* Your task *
Restating the records exactly is the whole task.

===== Material provided

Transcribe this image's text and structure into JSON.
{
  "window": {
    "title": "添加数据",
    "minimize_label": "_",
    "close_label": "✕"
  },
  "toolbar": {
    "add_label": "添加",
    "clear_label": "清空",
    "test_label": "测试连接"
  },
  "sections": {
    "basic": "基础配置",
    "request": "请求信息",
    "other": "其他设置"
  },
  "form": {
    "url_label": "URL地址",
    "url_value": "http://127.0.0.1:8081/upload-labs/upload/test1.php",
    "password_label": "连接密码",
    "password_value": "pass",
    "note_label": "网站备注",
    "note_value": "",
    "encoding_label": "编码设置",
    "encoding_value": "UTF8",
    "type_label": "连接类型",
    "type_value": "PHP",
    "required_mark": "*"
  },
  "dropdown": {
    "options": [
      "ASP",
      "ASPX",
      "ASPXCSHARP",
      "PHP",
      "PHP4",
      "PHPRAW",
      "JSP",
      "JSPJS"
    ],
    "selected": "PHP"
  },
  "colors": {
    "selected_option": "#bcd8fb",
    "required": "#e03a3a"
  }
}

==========

* Problem solution *
Transcribe this image's text and structure into JSON.
{
  "window": {
    "title": "添加数据",
    "minimize_label": "_",
    "close_label": "✕"
  },
  "toolbar": {
    "add_label": "添加",
    "clear_label": "清空",
    "test_label": "测试连接"
  },
  "sections": {
    "basic": "基础配置",
    "request": "请求信息",
    "other": "其他设置"
  },
  "form": {
    "url_label": "URL地址",
    "url_value": "http://127.0.0.1:8081/upload-labs/upload/test1.php",
    "password_label": "连接密码",
    "password_value": "pass",
    "note_label": "网站备注",
    "note_value": "",
    "encoding_label": "编码设置",
    "encoding_value": "UTF8",
    "type_label": "连接类型",
    "type_value": "PHP",
    "required_mark": "*"
  },
  "dropdown": {
    "options": [
      "ASP",
      "ASPX",
      "ASPXCSHARP",
      "PHP",
      "PHP4",
      "PHPRAW",
      "JSP",
      "JSPJS"
    ],
    "selected": "PHP"
  },
  "colors": {
    "selected_option": "#bcd8fb",
    "required": "#e03a3a"
  }
}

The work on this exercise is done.